<<<<

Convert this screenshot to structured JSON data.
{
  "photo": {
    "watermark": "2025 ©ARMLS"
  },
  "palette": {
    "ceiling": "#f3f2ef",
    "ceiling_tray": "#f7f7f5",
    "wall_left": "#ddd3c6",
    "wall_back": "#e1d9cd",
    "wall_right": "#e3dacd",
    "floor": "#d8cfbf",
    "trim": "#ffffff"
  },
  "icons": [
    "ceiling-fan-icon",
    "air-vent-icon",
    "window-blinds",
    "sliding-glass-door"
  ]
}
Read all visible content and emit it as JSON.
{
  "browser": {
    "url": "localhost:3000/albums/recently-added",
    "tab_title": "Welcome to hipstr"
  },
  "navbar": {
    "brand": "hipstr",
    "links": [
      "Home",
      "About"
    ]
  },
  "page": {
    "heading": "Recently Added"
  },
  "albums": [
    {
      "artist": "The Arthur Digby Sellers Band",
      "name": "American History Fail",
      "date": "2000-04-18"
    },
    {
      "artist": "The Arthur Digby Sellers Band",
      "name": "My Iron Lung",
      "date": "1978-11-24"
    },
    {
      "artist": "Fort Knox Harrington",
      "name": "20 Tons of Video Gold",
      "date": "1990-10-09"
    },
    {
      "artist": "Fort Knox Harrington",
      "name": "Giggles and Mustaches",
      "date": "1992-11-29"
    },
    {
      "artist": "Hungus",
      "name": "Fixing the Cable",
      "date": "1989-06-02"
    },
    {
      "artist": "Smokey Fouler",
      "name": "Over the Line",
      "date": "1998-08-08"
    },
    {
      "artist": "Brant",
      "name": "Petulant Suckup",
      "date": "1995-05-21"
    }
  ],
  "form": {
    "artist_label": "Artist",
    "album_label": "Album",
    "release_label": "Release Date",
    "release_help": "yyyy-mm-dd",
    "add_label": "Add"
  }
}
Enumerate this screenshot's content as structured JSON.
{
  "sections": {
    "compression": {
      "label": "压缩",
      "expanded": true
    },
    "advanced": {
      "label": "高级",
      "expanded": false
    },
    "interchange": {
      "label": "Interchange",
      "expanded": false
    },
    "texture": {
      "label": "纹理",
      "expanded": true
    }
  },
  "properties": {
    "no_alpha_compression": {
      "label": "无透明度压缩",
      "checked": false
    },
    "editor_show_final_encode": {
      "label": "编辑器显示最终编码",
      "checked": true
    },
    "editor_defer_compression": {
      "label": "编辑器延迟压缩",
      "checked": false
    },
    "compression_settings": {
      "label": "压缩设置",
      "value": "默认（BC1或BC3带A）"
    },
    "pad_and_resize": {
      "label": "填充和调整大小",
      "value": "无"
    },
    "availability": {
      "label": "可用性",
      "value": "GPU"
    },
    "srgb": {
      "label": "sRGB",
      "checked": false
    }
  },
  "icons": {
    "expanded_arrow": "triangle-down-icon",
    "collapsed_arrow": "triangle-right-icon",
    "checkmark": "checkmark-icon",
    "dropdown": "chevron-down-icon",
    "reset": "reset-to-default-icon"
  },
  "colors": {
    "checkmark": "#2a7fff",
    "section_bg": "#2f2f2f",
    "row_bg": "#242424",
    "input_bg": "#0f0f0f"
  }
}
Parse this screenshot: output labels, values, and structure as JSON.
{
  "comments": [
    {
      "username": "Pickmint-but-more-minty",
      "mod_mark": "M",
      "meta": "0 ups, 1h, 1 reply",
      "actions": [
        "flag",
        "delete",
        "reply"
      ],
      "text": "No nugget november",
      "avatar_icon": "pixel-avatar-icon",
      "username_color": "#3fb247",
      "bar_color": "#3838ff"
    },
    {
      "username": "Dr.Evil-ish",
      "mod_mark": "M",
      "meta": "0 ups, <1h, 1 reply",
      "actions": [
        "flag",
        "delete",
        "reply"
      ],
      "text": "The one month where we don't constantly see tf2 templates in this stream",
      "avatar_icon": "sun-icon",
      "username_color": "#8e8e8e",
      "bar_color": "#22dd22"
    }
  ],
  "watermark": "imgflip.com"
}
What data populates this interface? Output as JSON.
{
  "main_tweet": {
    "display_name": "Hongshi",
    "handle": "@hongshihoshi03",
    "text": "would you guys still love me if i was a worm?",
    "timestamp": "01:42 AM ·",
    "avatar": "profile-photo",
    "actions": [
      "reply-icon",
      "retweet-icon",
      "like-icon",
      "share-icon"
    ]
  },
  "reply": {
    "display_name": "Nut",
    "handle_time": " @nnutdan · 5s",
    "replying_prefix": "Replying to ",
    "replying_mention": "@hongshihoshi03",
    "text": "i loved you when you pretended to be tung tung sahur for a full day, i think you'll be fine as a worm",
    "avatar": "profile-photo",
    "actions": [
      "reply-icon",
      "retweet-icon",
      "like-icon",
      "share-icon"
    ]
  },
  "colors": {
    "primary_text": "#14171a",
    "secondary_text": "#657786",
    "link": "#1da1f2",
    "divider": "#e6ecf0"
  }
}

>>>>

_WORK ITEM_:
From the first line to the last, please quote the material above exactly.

_OUTPUT OF THE TASK_:
Convert this screenshot to structured JSON data.
{
  "photo": {
    "watermark": "2025 ©ARMLS"
  },
  "palette": {
    "ceiling": "#f3f2ef",
    "ceiling_tray": "#f7f7f5",
    "wall_left": "#ddd3c6",
    "wall_back": "#e1d9cd",
    "wall_right": "#e3dacd",
    "floor": "#d8cfbf",
    "trim": "#ffffff"
  },
  "icons": [
    "ceiling-fan-icon",
    "air-vent-icon",
    "window-blinds",
    "sliding-glass-door"
  ]
}
Read all visible content and emit it as JSON.
{
  "browser": {
    "url": "localhost:3000/albums/recently-added",
    "tab_title": "Welcome to hipstr"
  },
  "navbar": {
    "brand": "hipstr",
    "links": [
      "Home",
      "About"
    ]
  },
  "page": {
    "heading": "Recently Added"
  },
  "albums": [
    {
      "artist": "The Arthur Digby Sellers Band",
      "name": "American History Fail",
      "date": "2000-04-18"
    },
    {
      "artist": "The Arthur Digby Sellers Band",
      "name": "My Iron Lung",
      "date": "1978-11-24"
    },
    {
      "artist": "Fort Knox Harrington",
      "name": "20 Tons of Video Gold",
      "date": "1990-10-09"
    },
    {
      "artist": "Fort Knox Harrington",
      "name": "Giggles and Mustaches",
      "date": "1992-11-29"
    },
    {
      "artist": "Hungus",
      "name": "Fixing the Cable",
      "date": "1989-06-02"
    },
    {
      "artist": "Smokey Fouler",
      "name": "Over the Line",
      "date": "1998-08-08"
    },
    {
      "artist": "Brant",
      "name": "Petulant Suckup",
      "date": "1995-05-21"
    }
  ],
  "form": {
    "artist_label": "Artist",
    "album_label": "Album",
    "release_label": "Release Date",
    "release_help": "yyyy-mm-dd",
    "add_label": "Add"
  }
}
Enumerate this screenshot's content as structured JSON.
{
  "sections": {
    "compression": {
      "label": "压缩",
      "expanded": true
    },
    "advanced": {
      "label": "高级",
      "expanded": false
    },
    "interchange": {
      "label": "Interchange",
      "expanded": false
    },
    "texture": {
      "label": "纹理",
      "expanded": true
    }
  },
  "properties": {
    "no_alpha_compression": {
      "label": "无透明度压缩",
      "checked": false
    },
    "editor_show_final_encode": {
      "label": "编辑器显示最终编码",
      "checked": true
    },
    "editor_defer_compression": {
      "label": "编辑器延迟压缩",
      "checked": false
    },
    "compression_settings": {
      "label": "压缩设置",
      "value": "默认（BC1或BC3带A）"
    },
    "pad_and_resize": {
      "label": "填充和调整大小",
      "value": "无"
    },
    "availability": {
      "label": "可用性",
      "value": "GPU"
    },
    "srgb": {
      "label": "sRGB",
      "checked": false
    }
  },
  "icons": {
    "expanded_arrow": "triangle-down-icon",
    "collapsed_arrow": "triangle-right-icon",
    "checkmark": "checkmark-icon",
    "dropdown": "chevron-down-icon",
    "reset": "reset-to-default-icon"
  },
  "colors": {
    "checkmark": "#2a7fff",
    "section_bg": "#2f2f2f",
    "row_bg": "#242424",
    "input_bg": "#0f0f0f"
  }
}
Parse this screenshot: output labels, values, and structure as JSON.
{
  "comments": [
    {
      "username": "Pickmint-but-more-minty",
      "mod_mark": "M",
      "meta": "0 ups, 1h, 1 reply",
      "actions": [
        "flag",
        "delete",
        "reply"
      ],
      "text": "No nugget november",
      "avatar_icon": "pixel-avatar-icon",
      "username_color": "#3fb247",
      "bar_color": "#3838ff"
    },
    {
      "username": "Dr.Evil-ish",
      "mod_mark": "M",
      "meta": "0 ups, <1h, 1 reply",
      "actions": [
        "flag",
        "delete",
        "reply"
      ],
      "text": "The one month where we don't constantly see tf2 templates in this stream",
      "avatar_icon": "sun-icon",
      "username_color": "#8e8e8e",
      "bar_color": "#22dd22"
    }
  ],
  "watermark": "imgflip.com"
}
What data populates this interface? Output as JSON.
{
  "main_tweet": {
    "display_name": "Hongshi",
    "handle": "@hongshihoshi03",
    "text": "would you guys still love me if i was a worm?",
    "timestamp": "01:42 AM ·",
    "avatar": "profile-photo",
    "actions": [
      "reply-icon",
      "retweet-icon",
      "like-icon",
      "share-icon"
    ]
  },
  "reply": {
    "display_name": "Nut",
    "handle_time": " @nnutdan · 5s",
    "replying_prefix": "Replying to ",
    "replying_mention": "@hongshihoshi03",
    "text": "i loved you when you pretended to be tung tung sahur for a full day, i think you'll be fine as a worm",
    "avatar": "profile-photo",
    "actions": [
      "reply-icon",
      "retweet-icon",
      "like-icon",
      "share-icon"
    ]
  },
  "colors": {
    "primary_text": "#14171a",
    "secondary_text": "#657786",
    "link": "#1da1f2",
    "divider": "#e6ecf0"
  }
}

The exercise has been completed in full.